(Data excerpts)
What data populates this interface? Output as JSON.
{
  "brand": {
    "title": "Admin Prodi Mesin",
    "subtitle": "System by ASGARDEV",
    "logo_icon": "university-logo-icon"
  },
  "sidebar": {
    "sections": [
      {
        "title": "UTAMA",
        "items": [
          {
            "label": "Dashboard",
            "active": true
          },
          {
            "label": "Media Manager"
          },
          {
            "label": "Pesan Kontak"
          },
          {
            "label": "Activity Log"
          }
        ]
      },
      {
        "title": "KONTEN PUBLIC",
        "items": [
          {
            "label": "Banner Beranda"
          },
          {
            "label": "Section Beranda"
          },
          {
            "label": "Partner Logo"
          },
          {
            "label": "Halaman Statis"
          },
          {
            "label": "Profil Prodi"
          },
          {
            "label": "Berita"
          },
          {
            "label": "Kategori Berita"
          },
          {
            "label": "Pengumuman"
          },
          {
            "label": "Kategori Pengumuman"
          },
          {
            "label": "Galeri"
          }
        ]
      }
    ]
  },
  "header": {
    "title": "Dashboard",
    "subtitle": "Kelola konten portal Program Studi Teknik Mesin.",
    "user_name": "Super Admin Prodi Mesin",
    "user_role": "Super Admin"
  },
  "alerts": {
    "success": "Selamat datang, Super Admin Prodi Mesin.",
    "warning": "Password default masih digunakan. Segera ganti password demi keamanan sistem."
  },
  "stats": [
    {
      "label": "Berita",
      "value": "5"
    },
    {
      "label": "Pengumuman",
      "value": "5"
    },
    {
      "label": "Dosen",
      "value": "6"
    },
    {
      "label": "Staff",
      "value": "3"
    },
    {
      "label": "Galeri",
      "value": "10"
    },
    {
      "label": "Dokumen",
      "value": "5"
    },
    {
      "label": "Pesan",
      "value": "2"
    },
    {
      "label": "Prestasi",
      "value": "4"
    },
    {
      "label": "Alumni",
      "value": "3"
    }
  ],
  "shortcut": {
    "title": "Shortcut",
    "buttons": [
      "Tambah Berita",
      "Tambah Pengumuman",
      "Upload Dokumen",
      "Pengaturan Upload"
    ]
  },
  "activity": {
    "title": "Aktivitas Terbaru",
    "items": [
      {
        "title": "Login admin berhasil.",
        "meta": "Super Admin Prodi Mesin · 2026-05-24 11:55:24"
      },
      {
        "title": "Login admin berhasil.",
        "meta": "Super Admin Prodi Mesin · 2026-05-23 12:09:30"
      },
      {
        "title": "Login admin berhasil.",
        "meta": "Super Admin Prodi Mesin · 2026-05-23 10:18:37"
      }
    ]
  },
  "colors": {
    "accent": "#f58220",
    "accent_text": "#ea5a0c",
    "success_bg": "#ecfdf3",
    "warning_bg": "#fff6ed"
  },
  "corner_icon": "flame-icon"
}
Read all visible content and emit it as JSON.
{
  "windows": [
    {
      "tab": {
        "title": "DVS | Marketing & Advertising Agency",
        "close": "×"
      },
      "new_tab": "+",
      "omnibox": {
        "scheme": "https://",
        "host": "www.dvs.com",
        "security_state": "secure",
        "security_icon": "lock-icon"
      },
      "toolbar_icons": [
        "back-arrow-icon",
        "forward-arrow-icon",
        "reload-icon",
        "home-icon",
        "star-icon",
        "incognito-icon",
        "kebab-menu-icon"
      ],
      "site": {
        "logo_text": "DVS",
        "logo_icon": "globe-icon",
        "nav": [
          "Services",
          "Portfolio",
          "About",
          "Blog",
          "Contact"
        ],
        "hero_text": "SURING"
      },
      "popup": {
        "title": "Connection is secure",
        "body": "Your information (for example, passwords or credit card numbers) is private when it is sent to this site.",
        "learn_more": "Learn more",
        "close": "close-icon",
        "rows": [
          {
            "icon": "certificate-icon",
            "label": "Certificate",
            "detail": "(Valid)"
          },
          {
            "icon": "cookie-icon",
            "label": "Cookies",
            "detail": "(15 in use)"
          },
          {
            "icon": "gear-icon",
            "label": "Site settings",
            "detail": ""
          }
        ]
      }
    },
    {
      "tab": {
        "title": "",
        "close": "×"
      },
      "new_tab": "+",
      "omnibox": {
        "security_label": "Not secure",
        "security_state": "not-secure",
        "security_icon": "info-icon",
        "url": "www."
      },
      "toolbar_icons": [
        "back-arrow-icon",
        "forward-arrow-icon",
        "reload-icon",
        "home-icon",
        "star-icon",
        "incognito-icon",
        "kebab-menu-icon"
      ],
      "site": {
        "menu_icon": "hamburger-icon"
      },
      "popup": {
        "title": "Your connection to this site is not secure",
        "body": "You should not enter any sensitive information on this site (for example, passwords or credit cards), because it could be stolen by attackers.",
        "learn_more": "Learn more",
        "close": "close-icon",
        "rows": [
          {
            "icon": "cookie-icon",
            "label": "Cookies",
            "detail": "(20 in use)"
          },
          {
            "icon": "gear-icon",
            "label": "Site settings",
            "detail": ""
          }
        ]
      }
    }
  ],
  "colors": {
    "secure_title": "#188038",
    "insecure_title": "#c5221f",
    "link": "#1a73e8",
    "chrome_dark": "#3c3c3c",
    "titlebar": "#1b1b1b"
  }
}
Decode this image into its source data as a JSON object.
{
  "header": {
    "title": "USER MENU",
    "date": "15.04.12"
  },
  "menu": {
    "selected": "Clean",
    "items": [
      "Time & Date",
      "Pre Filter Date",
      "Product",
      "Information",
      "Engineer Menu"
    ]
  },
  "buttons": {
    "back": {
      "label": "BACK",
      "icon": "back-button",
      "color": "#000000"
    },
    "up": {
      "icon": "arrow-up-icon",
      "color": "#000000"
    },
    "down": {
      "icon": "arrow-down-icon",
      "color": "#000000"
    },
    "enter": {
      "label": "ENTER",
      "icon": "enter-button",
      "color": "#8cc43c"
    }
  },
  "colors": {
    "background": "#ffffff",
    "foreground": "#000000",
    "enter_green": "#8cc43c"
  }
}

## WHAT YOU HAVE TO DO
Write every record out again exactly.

## RESULT FOR THIS TASK
What data populates this interface? Output as JSON.
{
  "brand": {
    "title": "Admin Prodi Mesin",
    "subtitle": "System by ASGARDEV",
    "logo_icon": "university-logo-icon"
  },
  "sidebar": {
    "sections": [
      {
        "title": "UTAMA",
        "items": [
          {
            "label": "Dashboard",
            "active": true
          },
          {
            "label": "Media Manager"
          },
          {
            "label": "Pesan Kontak"
          },
          {
            "label": "Activity Log"
          }
        ]
      },
      {
        "title": "KONTEN PUBLIC",
        "items": [
          {
            "label": "Banner Beranda"
          },
          {
            "label": "Section Beranda"
          },
          {
            "label": "Partner Logo"
          },
          {
            "label": "Halaman Statis"
          },
          {
            "label": "Profil Prodi"
          },
          {
            "label": "Berita"
          },
          {
            "label": "Kategori Berita"
          },
          {
            "label": "Pengumuman"
          },
          {
            "label": "Kategori Pengumuman"
          },
          {
            "label": "Galeri"
          }
        ]
      }
    ]
  },
  "header": {
    "title": "Dashboard",
    "subtitle": "Kelola konten portal Program Studi Teknik Mesin.",
    "user_name": "Super Admin Prodi Mesin",
    "user_role": "Super Admin"
  },
  "alerts": {
    "success": "Selamat datang, Super Admin Prodi Mesin.",
    "warning": "Password default masih digunakan. Segera ganti password demi keamanan sistem."
  },
  "stats": [
    {
      "label": "Berita",
      "value": "5"
    },
    {
      "label": "Pengumuman",
      "value": "5"
    },
    {
      "label": "Dosen",
      "value": "6"
    },
    {
      "label": "Staff",
      "value": "3"
    },
    {
      "label": "Galeri",
      "value": "10"
    },
    {
      "label": "Dokumen",
      "value": "5"
    },
    {
      "label": "Pesan",
      "value": "2"
    },
    {
      "label": "Prestasi",
      "value": "4"
    },
    {
      "label": "Alumni",
      "value": "3"
    }
  ],
  "shortcut": {
    "title": "Shortcut",
    "buttons": [
      "Tambah Berita",
      "Tambah Pengumuman",
      "Upload Dokumen",
      "Pengaturan Upload"
    ]
  },
  "activity": {
    "title": "Aktivitas Terbaru",
    "items": [
      {
        "title": "Login admin berhasil.",
        "meta": "Super Admin Prodi Mesin · 2026-05-24 11:55:24"
      },
      {
        "title": "Login admin berhasil.",
        "meta": "Super Admin Prodi Mesin · 2026-05-23 12:09:30"
      },
      {
        "title": "Login admin berhasil.",
        "meta": "Super Admin Prodi Mesin · 2026-05-23 10:18:37"
      }
    ]
  },
  "colors": {
    "accent": "#f58220",
    "accent_text": "#ea5a0c",
    "success_bg": "#ecfdf3",
    "warning_bg": "#fff6ed"
  },
  "corner_icon": "flame-icon"
}
Read all visible content and emit it as JSON.
{
  "windows": [
    {
      "tab": {
        "title": "DVS | Marketing & Advertising Agency",
        "close": "×"
      },
      "new_tab": "+",
      "omnibox": {
        "scheme": "https://",
        "host": "www.dvs.com",
        "security_state": "secure",
        "security_icon": "lock-icon"
      },
      "toolbar_icons": [
        "back-arrow-icon",
        "forward-arrow-icon",
        "reload-icon",
        "home-icon",
        "star-icon",
        "incognito-icon",
        "kebab-menu-icon"
      ],
      "site": {
        "logo_text": "DVS",
        "logo_icon": "globe-icon",
        "nav": [
          "Services",
          "Portfolio",
          "About",
          "Blog",
          "Contact"
        ],
        "hero_text": "SURING"
      },
      "popup": {
        "title": "Connection is secure",
        "body": "Your information (for example, passwords or credit card numbers) is private when it is sent to this site.",
        "learn_more": "Learn more",
        "close": "close-icon",
        "rows": [
          {
            "icon": "certificate-icon",
            "label": "Certificate",
            "detail": "(Valid)"
          },
          {
            "icon": "cookie-icon",
            "label": "Cookies",
            "detail": "(15 in use)"
          },
          {
            "icon": "gear-icon",
            "label": "Site settings",
            "detail": ""
          }
        ]
      }
    },
    {
      "tab": {
        "title": "",
        "close": "×"
      },
      "new_tab": "+",
      "omnibox": {
        "security_label": "Not secure",
        "security_state": "not-secure",
        "security_icon": "info-icon",
        "url": "www."
      },
      "toolbar_icons": [
        "back-arrow-icon",
        "forward-arrow-icon",
        "reload-icon",
        "home-icon",
        "star-icon",
        "incognito-icon",
        "kebab-menu-icon"
      ],
      "site": {
        "menu_icon": "hamburger-icon"
      },
      "popup": {
        "title": "Your connection to this site is not secure",
        "body": "You should not enter any sensitive information on this site (for example, passwords or credit cards), because it could be stolen by attackers.",
        "learn_more": "Learn more",
        "close": "close-icon",
        "rows": [
          {
            "icon": "cookie-icon",
            "label": "Cookies",
            "detail": "(20 in use)"
          },
          {
            "icon": "gear-icon",
            "label": "Site settings",
            "detail": ""
          }
        ]
      }
    }
  ],
  "colors": {
    "secure_title": "#188038",
    "insecure_title": "#c5221f",
    "link": "#1a73e8",
    "chrome_dark": "#3c3c3c",
    "titlebar": "#1b1b1b"
  }
}
Decode this image into its source data as a JSON object.
{
  "header": {
    "title": "USER MENU",
    "date": "15.04.12"
  },
  "menu": {
    "selected": "Clean",
    "items": [
      "Time & Date",
      "Pre Filter Date",
      "Product",
      "Information",
      "Engineer Menu"
    ]
  },
  "buttons": {
    "back": {
      "label": "BACK",
      "icon": "back-button",
      "color": "#000000"
    },
    "up": {
      "icon": "arrow-up-icon",
      "color": "#000000"
    },
    "down": {
      "icon": "arrow-down-icon",
      "color": "#000000"
    },
    "enter": {
      "label": "ENTER",
      "icon": "enter-button",
      "color": "#8cc43c"
    }
  },
  "colors": {
    "background": "#ffffff",
    "foreground": "#000000",
    "enter_green": "#8cc43c"
  }
}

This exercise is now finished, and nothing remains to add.